* **Provided data**:
+-------+
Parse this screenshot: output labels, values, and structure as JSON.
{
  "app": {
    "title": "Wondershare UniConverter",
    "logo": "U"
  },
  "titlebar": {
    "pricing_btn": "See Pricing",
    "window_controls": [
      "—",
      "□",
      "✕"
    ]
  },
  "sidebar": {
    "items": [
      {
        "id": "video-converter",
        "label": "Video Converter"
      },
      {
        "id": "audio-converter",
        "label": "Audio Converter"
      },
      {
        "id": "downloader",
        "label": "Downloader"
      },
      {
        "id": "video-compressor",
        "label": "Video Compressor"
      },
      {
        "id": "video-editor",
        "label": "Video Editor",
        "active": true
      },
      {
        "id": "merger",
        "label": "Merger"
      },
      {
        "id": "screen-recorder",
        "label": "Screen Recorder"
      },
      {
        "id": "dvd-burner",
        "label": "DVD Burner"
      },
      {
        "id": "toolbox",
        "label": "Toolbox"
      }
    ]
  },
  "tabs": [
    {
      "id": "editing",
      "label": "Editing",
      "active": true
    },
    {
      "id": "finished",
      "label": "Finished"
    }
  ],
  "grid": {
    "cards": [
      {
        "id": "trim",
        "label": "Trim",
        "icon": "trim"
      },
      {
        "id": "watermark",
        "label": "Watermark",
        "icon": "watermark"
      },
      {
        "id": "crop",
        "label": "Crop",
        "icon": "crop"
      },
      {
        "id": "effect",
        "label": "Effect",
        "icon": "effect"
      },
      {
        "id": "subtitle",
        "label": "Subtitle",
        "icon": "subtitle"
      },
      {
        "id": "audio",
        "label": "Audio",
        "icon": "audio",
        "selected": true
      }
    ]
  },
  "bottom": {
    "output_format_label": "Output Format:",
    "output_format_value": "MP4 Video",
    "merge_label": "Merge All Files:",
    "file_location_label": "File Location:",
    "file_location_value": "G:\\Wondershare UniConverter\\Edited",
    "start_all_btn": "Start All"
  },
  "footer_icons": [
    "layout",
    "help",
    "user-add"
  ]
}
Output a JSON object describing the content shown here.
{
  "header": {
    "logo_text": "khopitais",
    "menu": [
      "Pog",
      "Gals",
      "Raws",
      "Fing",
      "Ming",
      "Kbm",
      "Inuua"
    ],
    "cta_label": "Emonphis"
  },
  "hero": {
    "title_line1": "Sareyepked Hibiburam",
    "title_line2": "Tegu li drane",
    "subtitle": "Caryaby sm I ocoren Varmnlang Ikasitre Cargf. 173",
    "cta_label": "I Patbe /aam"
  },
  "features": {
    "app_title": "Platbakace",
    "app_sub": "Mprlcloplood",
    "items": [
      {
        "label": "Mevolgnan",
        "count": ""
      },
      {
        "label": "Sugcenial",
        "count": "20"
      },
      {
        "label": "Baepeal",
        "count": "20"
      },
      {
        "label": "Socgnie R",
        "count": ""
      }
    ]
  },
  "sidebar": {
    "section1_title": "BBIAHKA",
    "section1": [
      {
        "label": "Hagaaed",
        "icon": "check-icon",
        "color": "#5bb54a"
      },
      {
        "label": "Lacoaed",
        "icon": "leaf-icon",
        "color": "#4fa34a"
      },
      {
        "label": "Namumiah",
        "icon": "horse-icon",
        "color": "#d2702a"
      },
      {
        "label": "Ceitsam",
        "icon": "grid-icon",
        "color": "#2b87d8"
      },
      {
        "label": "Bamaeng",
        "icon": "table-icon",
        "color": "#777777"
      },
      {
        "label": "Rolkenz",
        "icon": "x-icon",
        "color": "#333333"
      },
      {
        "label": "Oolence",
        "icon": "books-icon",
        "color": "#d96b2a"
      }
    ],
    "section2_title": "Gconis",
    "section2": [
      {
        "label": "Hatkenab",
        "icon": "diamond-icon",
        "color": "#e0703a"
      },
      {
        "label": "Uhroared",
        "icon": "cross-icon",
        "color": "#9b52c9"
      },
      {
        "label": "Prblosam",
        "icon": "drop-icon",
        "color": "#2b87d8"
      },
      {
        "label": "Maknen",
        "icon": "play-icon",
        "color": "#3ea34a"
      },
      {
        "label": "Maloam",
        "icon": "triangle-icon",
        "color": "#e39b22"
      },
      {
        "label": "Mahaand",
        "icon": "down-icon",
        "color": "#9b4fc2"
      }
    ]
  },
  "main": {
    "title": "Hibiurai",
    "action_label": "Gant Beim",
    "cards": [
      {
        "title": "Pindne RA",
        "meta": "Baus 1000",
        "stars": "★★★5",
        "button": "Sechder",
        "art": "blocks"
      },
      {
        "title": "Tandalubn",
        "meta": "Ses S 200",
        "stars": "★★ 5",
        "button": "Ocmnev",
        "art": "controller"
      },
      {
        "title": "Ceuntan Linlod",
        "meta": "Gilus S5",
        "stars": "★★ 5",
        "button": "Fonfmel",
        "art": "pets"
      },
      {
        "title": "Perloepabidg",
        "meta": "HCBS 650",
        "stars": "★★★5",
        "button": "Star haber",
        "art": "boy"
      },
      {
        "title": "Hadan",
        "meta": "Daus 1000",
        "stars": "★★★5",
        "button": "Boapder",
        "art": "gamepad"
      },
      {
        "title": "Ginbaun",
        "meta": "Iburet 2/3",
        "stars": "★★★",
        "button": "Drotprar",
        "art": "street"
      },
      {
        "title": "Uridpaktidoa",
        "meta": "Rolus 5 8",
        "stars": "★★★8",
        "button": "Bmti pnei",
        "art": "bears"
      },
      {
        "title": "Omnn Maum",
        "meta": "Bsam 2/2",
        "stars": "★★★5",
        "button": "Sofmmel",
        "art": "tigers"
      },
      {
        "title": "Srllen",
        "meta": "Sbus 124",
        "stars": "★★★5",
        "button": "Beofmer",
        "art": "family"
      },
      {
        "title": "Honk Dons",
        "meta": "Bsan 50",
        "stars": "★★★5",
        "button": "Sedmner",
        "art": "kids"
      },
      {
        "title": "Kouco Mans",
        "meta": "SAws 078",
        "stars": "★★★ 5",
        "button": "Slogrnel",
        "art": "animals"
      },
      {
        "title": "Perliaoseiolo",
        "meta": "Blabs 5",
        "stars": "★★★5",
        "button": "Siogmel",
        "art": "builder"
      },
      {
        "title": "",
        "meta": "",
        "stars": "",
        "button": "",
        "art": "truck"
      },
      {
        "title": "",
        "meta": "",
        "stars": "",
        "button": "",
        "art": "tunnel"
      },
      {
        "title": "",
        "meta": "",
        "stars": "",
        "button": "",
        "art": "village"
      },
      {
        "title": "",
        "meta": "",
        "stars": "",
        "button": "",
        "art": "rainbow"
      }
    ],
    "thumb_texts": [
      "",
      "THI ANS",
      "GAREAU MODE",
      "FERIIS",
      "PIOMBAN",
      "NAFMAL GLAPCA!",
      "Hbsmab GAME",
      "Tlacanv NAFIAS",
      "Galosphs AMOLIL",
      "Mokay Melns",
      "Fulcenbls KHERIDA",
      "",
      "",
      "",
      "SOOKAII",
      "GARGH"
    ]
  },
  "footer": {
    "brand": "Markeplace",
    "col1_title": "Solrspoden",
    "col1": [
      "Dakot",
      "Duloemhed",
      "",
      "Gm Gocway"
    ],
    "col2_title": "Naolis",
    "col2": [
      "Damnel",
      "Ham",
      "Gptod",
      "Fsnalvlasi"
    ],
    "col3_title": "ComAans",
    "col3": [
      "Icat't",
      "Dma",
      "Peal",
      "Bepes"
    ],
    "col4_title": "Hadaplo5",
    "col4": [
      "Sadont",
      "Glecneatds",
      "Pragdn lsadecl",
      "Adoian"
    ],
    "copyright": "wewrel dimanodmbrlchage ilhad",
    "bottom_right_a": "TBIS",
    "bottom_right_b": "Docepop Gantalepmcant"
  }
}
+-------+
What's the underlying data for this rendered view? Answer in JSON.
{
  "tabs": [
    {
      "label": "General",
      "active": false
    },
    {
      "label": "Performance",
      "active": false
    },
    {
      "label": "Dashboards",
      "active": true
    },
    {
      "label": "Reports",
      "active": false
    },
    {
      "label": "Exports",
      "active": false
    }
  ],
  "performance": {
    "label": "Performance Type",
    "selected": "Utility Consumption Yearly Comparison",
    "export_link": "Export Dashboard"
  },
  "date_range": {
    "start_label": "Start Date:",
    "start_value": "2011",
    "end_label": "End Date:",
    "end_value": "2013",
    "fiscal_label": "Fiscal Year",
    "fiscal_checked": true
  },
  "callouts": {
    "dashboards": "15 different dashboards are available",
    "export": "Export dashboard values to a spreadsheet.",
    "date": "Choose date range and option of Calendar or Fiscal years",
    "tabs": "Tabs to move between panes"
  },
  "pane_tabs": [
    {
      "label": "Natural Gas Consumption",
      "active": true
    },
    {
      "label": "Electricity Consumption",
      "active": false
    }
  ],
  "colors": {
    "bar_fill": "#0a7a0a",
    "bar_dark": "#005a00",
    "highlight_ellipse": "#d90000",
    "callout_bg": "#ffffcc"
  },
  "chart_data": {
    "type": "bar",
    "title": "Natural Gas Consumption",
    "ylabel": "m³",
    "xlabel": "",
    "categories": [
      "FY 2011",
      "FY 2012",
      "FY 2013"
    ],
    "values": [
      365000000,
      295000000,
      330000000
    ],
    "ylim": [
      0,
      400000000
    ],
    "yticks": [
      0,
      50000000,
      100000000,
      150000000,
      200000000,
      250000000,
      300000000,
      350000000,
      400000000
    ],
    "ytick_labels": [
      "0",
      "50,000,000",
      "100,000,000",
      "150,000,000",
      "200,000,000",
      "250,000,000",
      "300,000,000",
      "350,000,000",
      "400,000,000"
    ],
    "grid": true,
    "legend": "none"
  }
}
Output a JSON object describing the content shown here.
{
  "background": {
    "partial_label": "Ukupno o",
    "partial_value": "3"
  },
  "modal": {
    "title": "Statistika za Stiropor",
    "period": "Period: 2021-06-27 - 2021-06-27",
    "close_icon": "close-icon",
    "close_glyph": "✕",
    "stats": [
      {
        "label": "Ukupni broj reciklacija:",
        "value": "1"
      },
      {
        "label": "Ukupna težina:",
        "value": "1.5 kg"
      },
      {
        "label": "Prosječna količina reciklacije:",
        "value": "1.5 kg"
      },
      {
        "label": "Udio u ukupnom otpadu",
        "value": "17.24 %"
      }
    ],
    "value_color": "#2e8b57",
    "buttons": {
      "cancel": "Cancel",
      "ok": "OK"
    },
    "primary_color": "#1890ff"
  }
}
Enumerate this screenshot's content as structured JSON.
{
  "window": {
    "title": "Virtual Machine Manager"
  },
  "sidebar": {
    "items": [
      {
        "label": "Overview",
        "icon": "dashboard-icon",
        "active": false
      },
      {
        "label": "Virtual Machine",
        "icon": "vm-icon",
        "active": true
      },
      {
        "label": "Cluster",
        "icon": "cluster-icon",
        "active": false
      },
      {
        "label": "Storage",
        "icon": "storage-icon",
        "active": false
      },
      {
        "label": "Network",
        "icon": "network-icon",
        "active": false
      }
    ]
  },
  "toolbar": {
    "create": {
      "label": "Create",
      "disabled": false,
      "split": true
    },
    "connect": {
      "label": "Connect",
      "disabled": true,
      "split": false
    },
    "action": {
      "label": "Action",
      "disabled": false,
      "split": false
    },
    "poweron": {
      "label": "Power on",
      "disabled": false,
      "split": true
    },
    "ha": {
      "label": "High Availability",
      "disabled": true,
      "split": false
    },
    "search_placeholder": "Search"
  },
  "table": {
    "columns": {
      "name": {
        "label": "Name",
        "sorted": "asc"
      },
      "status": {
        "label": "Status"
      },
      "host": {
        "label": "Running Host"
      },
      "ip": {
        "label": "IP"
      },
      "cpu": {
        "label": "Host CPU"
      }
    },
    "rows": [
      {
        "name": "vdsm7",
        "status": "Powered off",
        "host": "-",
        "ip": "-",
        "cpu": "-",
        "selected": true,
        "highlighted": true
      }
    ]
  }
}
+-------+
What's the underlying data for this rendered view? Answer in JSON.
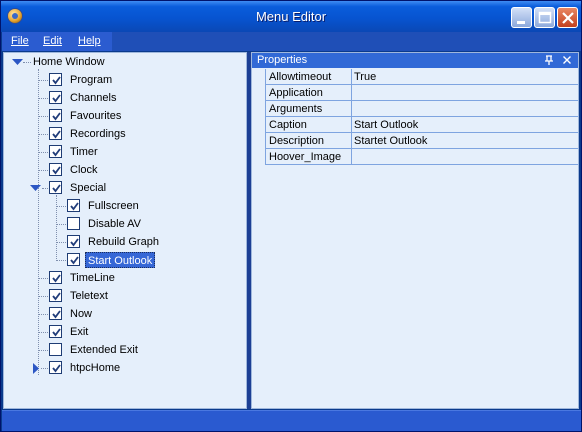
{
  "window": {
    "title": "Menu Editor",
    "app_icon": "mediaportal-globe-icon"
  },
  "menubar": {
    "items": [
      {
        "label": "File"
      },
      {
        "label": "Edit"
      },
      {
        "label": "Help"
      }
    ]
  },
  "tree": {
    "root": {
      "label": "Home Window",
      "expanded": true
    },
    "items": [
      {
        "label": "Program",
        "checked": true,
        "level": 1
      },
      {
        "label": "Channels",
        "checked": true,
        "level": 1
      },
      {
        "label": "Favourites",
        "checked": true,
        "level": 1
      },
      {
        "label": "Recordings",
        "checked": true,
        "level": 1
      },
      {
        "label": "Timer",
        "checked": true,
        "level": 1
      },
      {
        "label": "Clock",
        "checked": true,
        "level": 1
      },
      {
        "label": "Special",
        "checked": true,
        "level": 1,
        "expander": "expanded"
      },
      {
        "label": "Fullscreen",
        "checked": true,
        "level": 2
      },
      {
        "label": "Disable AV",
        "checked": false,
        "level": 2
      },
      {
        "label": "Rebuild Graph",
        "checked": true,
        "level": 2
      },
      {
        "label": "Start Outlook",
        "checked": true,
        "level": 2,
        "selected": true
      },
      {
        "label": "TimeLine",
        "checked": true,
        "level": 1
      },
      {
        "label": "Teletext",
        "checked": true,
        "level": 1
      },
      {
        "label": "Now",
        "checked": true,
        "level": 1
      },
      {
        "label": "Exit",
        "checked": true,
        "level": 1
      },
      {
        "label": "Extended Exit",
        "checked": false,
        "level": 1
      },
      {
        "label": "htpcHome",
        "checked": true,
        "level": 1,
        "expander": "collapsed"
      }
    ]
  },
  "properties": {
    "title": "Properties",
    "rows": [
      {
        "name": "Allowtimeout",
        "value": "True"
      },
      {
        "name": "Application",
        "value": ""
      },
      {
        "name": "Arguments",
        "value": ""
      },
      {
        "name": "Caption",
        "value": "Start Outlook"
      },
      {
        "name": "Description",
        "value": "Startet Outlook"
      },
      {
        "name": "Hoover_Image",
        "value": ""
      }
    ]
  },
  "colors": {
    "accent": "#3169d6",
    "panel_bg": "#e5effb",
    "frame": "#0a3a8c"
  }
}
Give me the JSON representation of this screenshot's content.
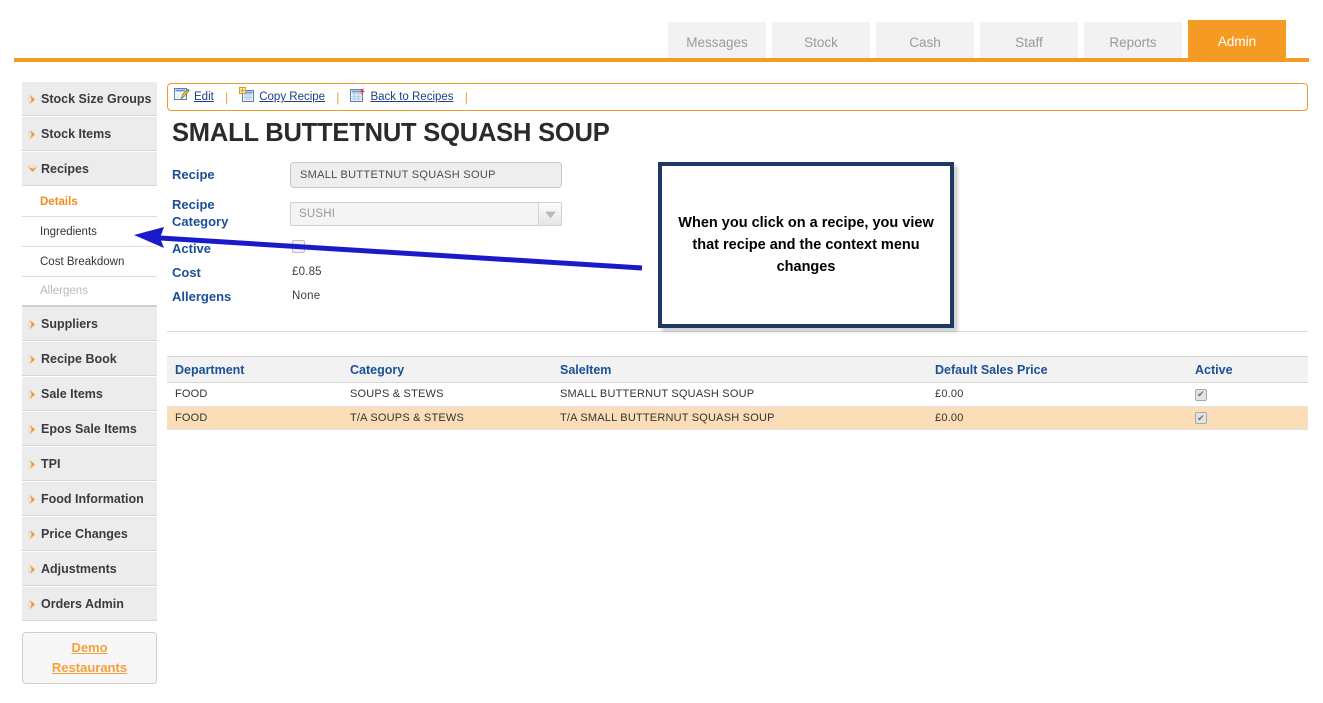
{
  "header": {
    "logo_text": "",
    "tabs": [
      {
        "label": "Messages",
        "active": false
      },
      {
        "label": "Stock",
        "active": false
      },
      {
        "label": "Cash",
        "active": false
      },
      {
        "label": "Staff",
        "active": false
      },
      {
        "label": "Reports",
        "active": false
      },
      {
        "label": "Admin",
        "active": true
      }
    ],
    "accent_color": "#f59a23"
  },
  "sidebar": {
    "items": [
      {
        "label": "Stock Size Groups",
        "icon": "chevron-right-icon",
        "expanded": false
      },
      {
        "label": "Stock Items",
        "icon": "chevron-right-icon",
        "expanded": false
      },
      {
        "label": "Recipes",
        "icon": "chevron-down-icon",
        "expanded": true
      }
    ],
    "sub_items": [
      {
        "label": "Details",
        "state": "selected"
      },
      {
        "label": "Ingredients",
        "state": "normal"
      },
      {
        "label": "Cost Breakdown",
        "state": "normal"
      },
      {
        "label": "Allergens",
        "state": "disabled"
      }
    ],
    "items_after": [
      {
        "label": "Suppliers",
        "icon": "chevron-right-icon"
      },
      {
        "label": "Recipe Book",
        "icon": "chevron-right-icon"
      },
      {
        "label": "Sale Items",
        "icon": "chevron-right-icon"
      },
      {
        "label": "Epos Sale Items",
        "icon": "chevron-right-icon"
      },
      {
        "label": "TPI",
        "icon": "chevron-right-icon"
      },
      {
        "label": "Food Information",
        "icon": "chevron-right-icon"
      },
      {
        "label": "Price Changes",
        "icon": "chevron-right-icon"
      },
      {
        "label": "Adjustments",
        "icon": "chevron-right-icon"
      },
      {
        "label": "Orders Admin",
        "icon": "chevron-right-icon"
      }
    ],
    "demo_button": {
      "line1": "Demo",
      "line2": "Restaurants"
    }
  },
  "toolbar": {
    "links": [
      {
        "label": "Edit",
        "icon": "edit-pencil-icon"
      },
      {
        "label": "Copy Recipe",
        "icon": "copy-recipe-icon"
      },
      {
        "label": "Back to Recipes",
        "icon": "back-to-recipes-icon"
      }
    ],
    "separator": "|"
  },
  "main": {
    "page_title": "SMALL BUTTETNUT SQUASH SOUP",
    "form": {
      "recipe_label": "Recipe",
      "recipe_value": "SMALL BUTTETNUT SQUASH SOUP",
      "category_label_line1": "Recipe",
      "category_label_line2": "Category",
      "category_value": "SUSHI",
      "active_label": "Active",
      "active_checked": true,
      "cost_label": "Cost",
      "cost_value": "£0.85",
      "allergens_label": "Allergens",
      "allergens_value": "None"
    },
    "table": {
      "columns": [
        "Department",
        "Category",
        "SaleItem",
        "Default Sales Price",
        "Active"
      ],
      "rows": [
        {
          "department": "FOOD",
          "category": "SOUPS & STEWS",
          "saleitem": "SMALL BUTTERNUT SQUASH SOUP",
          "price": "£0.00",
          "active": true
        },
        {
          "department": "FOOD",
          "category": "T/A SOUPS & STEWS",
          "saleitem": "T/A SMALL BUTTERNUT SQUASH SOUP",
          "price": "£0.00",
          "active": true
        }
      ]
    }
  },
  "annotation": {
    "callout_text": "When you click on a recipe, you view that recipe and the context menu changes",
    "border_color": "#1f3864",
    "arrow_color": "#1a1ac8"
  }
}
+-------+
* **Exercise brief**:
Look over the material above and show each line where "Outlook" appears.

* **Result for this task**:
        "label": "Start Outlook",
        "value": "Start Outlook"
        "value": "Startet Outlook"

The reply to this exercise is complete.